- [WORK REQUIRED]: Could you restate the data word for word and drop the pictures?

== MATERIALS PROVIDED ==

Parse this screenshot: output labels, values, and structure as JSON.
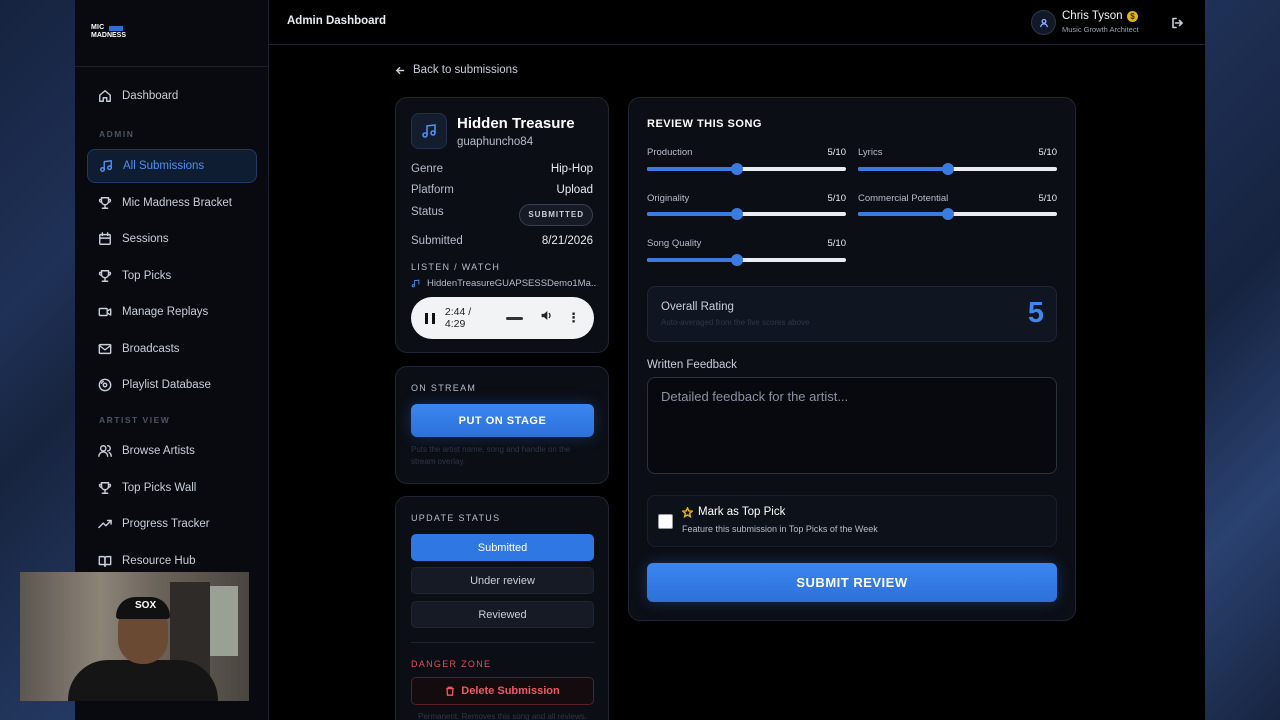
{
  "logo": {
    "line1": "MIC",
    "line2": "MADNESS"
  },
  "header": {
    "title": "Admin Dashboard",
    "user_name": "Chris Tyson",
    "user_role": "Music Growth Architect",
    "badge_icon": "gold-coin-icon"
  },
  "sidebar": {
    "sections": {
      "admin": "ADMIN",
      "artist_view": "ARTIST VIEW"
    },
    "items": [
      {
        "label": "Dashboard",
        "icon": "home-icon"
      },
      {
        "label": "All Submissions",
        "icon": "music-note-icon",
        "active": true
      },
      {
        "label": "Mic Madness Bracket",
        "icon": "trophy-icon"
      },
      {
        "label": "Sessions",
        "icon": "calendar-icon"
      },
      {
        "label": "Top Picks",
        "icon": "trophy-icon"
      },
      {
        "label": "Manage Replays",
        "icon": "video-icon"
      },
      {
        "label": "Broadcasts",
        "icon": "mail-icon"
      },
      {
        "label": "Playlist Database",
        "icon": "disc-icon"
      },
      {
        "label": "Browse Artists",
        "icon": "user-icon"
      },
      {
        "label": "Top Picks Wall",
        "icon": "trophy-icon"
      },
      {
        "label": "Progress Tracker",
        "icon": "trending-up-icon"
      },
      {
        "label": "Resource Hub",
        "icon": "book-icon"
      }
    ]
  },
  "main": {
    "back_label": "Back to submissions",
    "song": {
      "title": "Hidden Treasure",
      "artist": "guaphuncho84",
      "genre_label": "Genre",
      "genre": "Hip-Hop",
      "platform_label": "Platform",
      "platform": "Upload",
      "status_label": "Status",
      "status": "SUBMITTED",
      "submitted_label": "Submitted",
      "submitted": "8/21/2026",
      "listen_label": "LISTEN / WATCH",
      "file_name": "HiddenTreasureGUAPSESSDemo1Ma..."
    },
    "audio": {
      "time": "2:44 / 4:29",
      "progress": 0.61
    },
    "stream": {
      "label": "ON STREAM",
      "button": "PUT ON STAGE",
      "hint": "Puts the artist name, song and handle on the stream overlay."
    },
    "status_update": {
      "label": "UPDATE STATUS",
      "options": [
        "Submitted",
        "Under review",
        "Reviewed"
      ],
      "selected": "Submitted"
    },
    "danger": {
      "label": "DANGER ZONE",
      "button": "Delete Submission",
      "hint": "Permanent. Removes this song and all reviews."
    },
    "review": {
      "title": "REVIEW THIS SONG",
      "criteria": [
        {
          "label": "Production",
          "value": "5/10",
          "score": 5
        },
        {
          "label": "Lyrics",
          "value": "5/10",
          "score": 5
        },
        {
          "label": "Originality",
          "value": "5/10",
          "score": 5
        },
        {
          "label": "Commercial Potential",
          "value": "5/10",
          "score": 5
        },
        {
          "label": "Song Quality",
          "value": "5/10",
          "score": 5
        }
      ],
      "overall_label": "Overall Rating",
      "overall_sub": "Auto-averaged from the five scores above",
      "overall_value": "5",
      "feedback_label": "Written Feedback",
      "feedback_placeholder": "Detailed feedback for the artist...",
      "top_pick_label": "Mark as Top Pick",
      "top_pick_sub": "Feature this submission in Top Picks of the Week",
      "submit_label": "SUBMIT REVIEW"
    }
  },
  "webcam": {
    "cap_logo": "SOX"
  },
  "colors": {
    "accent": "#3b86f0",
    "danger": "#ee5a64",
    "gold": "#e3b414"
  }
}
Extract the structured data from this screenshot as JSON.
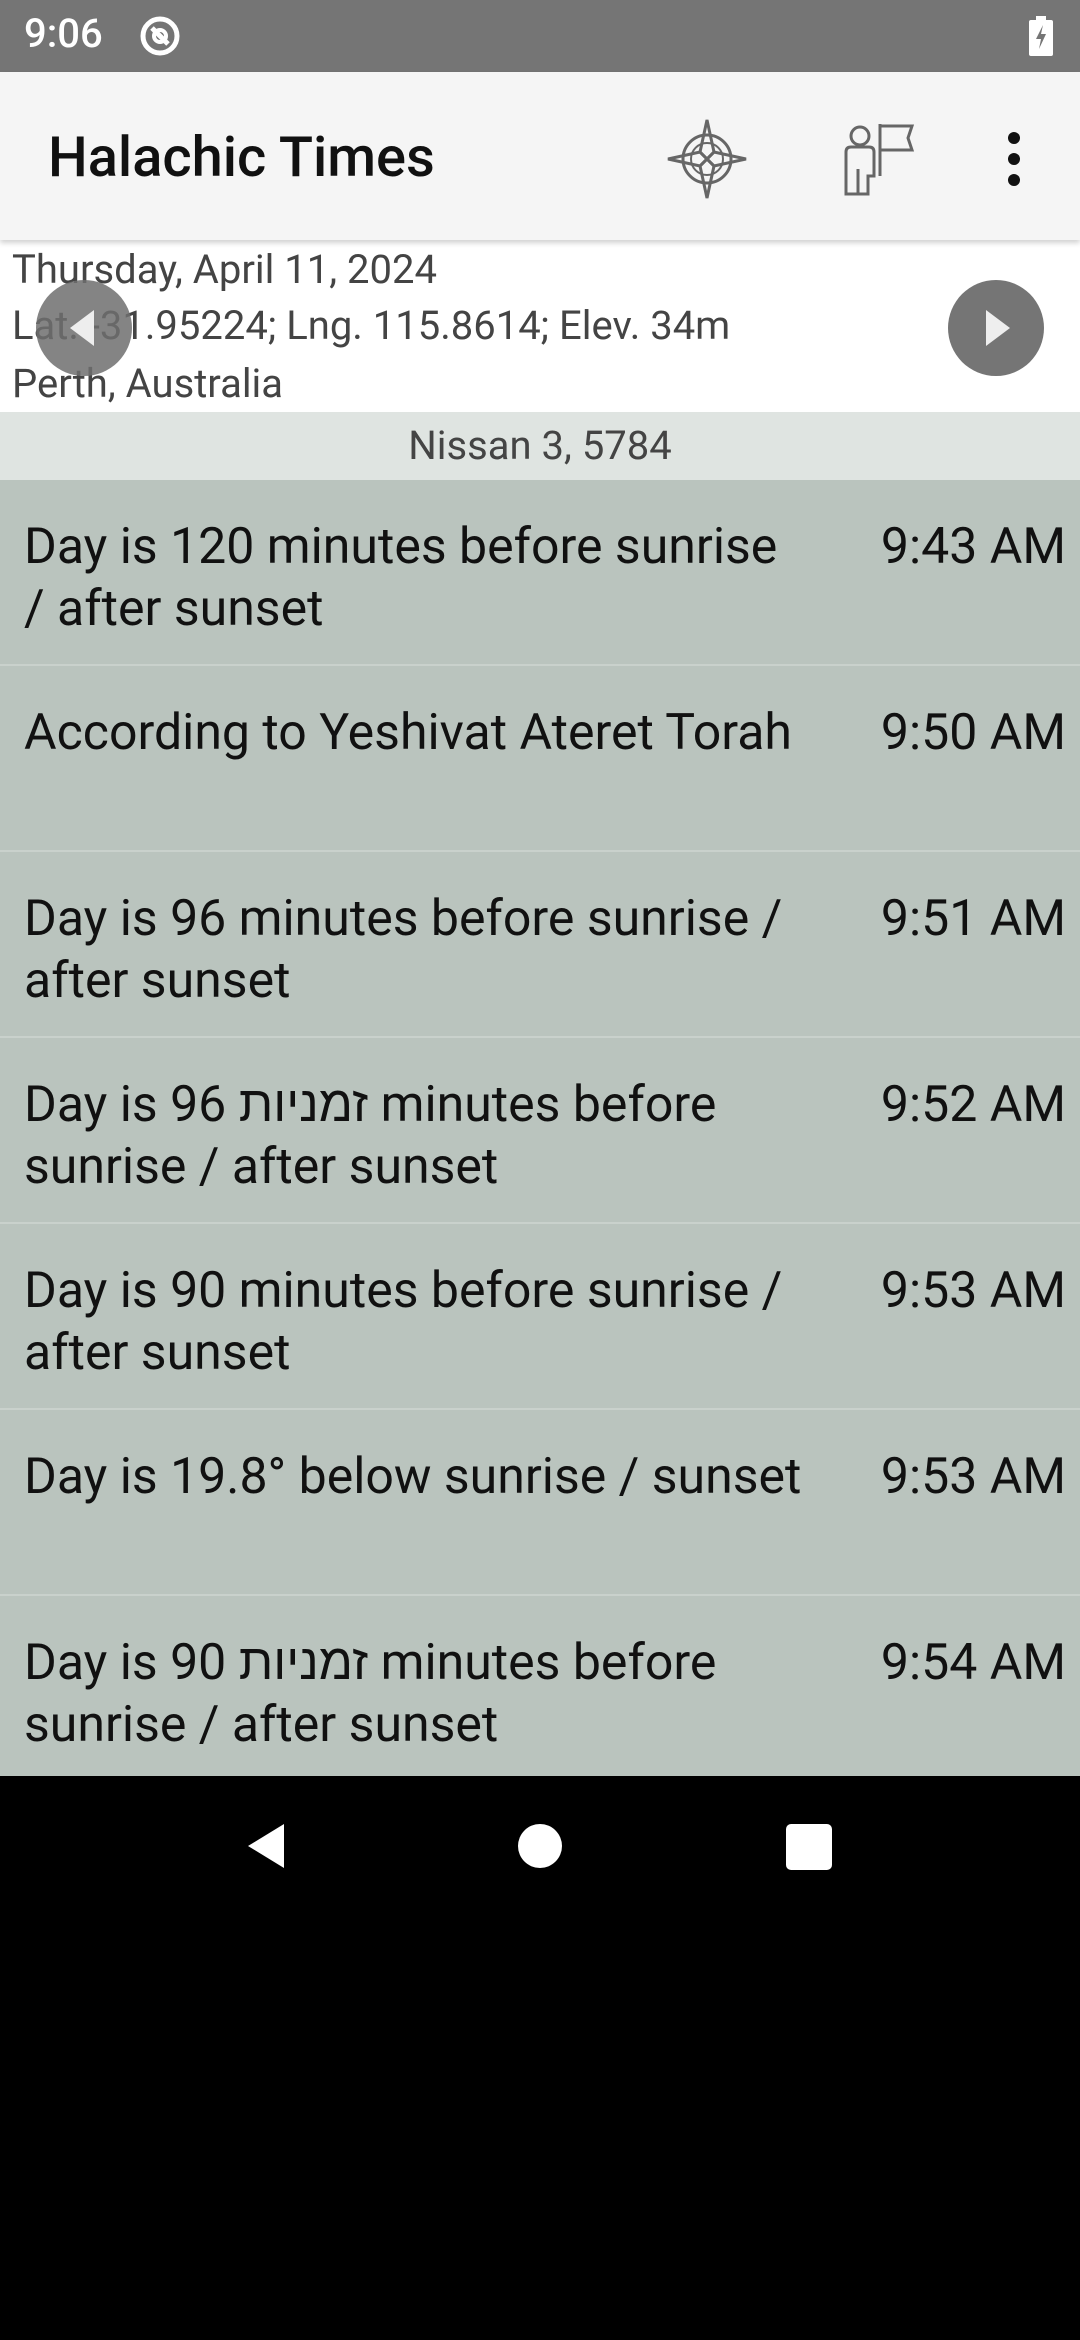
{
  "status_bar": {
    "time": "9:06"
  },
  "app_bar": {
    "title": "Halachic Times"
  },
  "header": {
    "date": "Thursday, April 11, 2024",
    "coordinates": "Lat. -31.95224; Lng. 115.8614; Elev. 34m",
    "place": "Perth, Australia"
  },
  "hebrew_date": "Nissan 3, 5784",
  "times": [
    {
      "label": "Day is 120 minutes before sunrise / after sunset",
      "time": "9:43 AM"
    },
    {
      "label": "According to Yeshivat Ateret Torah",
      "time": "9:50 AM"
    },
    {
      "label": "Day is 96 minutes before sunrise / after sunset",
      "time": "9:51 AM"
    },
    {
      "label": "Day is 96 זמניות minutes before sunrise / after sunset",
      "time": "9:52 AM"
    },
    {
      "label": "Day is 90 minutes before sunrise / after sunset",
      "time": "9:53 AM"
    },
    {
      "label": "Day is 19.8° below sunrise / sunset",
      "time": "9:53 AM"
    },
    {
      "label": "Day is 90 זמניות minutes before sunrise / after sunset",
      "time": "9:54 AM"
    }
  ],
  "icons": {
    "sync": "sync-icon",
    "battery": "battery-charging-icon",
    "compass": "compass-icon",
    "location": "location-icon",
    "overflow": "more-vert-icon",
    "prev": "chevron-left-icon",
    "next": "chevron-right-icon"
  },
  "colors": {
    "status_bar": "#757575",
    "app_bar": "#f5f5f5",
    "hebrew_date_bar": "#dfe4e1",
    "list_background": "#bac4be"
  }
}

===

- [RESPONSE]:
Parse this screenshot: output labels, values, and structure as JSON.
{
  "logo": {
    "line1": "MIC",
    "line2": "MADNESS"
  },
  "header": {
    "title": "Admin Dashboard",
    "user_name": "Chris Tyson",
    "user_role": "Music Growth Architect",
    "badge_icon": "gold-coin-icon"
  },
  "sidebar": {
    "sections": {
      "admin": "ADMIN",
      "artist_view": "ARTIST VIEW"
    },
    "items": [
      {
        "label": "Dashboard",
        "icon": "home-icon"
      },
      {
        "label": "All Submissions",
        "icon": "music-note-icon",
        "active": true
      },
      {
        "label": "Mic Madness Bracket",
        "icon": "trophy-icon"
      },
      {
        "label": "Sessions",
        "icon": "calendar-icon"
      },
      {
        "label": "Top Picks",
        "icon": "trophy-icon"
      },
      {
        "label": "Manage Replays",
        "icon": "video-icon"
      },
      {
        "label": "Broadcasts",
        "icon": "mail-icon"
      },
      {
        "label": "Playlist Database",
        "icon": "disc-icon"
      },
      {
        "label": "Browse Artists",
        "icon": "user-icon"
      },
      {
        "label": "Top Picks Wall",
        "icon": "trophy-icon"
      },
      {
        "label": "Progress Tracker",
        "icon": "trending-up-icon"
      },
      {
        "label": "Resource Hub",
        "icon": "book-icon"
      }
    ]
  },
  "main": {
    "back_label": "Back to submissions",
    "song": {
      "title": "Hidden Treasure",
      "artist": "guaphuncho84",
      "genre_label": "Genre",
      "genre": "Hip-Hop",
      "platform_label": "Platform",
      "platform": "Upload",
      "status_label": "Status",
      "status": "SUBMITTED",
      "submitted_label": "Submitted",
      "submitted": "8/21/2026",
      "listen_label": "LISTEN / WATCH",
      "file_name": "HiddenTreasureGUAPSESSDemo1Ma..."
    },
    "audio": {
      "time": "2:44 / 4:29",
      "progress": 0.61
    },
    "stream": {
      "label": "ON STREAM",
      "button": "PUT ON STAGE",
      "hint": "Puts the artist name, song and handle on the stream overlay."
    },
    "status_update": {
      "label": "UPDATE STATUS",
      "options": [
        "Submitted",
        "Under review",
        "Reviewed"
      ],
      "selected": "Submitted"
    },
    "danger": {
      "label": "DANGER ZONE",
      "button": "Delete Submission",
      "hint": "Permanent. Removes this song and all reviews."
    },
    "review": {
      "title": "REVIEW THIS SONG",
      "criteria": [
        {
          "label": "Production",
          "value": "5/10",
          "score": 5
        },
        {
          "label": "Lyrics",
          "value": "5/10",
          "score": 5
        },
        {
          "label": "Originality",
          "value": "5/10",
          "score": 5
        },
        {
          "label": "Commercial Potential",
          "value": "5/10",
          "score": 5
        },
        {
          "label": "Song Quality",
          "value": "5/10",
          "score": 5
        }
      ],
      "overall_label": "Overall Rating",
      "overall_sub": "Auto-averaged from the five scores above",
      "overall_value": "5",
      "feedback_label": "Written Feedback",
      "feedback_placeholder": "Detailed feedback for the artist...",
      "top_pick_label": "Mark as Top Pick",
      "top_pick_sub": "Feature this submission in Top Picks of the Week",
      "submit_label": "SUBMIT REVIEW"
    }
  },
  "webcam": {
    "cap_logo": "SOX"
  },
  "colors": {
    "accent": "#3b86f0",
    "danger": "#ee5a64",
    "gold": "#e3b414"
  }
}
Extract the structured data from this screenshot as JSON.
{
  "status_bar": {
    "time": "9:06"
  },
  "app_bar": {
    "title": "Halachic Times"
  },
  "header": {
    "date": "Thursday, April 11, 2024",
    "coordinates": "Lat. -31.95224; Lng. 115.8614; Elev. 34m",
    "place": "Perth, Australia"
  },
  "hebrew_date": "Nissan 3, 5784",
  "times": [
    {
      "label": "Day is 120 minutes before sunrise / after sunset",
      "time": "9:43 AM"
    },
    {
      "label": "According to Yeshivat Ateret Torah",
      "time": "9:50 AM"
    },
    {
      "label": "Day is 96 minutes before sunrise / after sunset",
      "time": "9:51 AM"
    },
    {
      "label": "Day is 96 זמניות minutes before sunrise / after sunset",
      "time": "9:52 AM"
    },
    {
      "label": "Day is 90 minutes before sunrise / after sunset",
      "time": "9:53 AM"
    },
    {
      "label": "Day is 19.8° below sunrise / sunset",
      "time": "9:53 AM"
    },
    {
      "label": "Day is 90 זמניות minutes before sunrise / after sunset",
      "time": "9:54 AM"
    }
  ],
  "icons": {
    "sync": "sync-icon",
    "battery": "battery-charging-icon",
    "compass": "compass-icon",
    "location": "location-icon",
    "overflow": "more-vert-icon",
    "prev": "chevron-left-icon",
    "next": "chevron-right-icon"
  },
  "colors": {
    "status_bar": "#757575",
    "app_bar": "#f5f5f5",
    "hebrew_date_bar": "#dfe4e1",
    "list_background": "#bac4be"
  }
}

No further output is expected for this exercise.